Mr. Huff was a delegate to the 1880 Republican National Convention, and member of the Pennsylvania State Senate (1884-1888). He was elected to the Fifty-second Congress, the Fifty-fourth Congress, and again to the Fifty-eighth and to the three succeeding Congresses. He served as chairman of the United States House Committee on Mines and Mining during the Sixtieth and Sixty-first Congresses. Married to Henrietta Burrell, they were the parents of eight children. Mr. Huff died in Washington, D.C. in 1912.
Mr. Huff commissioned architect Horace Trumbauer the design of the house in 1906. The Argentinean Government purchased the house in 1913 from Mrs. Henrietta Huff, the owner of the premises.

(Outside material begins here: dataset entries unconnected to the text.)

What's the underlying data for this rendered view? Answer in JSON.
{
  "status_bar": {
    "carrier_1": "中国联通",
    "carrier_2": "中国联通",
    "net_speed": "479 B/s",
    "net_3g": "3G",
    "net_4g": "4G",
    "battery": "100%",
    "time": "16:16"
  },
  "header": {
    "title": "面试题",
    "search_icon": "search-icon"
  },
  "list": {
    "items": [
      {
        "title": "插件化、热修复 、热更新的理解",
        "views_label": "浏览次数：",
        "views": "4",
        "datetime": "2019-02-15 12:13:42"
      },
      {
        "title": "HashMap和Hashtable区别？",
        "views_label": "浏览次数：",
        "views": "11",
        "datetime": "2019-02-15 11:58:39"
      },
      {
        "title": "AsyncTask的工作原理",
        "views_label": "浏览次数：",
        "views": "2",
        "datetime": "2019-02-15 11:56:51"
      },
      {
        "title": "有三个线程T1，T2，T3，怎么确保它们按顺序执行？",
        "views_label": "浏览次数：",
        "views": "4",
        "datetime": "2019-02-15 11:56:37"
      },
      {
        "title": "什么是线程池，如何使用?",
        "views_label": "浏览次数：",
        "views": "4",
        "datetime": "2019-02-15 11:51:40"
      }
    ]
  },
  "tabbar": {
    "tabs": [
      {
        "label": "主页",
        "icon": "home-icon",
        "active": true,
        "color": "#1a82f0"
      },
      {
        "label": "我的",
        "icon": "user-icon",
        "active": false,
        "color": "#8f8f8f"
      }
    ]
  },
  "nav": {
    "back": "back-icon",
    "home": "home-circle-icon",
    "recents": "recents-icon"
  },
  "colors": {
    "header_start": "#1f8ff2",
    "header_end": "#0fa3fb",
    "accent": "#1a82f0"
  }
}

The designer of the Embassy of Argentina was Philadelphia native Julian Abele (1881-1950), one of the first prominent African-American architects. He was the first African-American graduated from the University of Pennsylvania´s architecture program and was recruited by Horace Trumbauer´s architectural firm in Philadelphia. He also designed Harvard´s University Widener Library, North Carolina´s Duke University buildings, much of the Philadelphia Museum of Arts and numerous private mansions in Newport, Rhode Island and New York.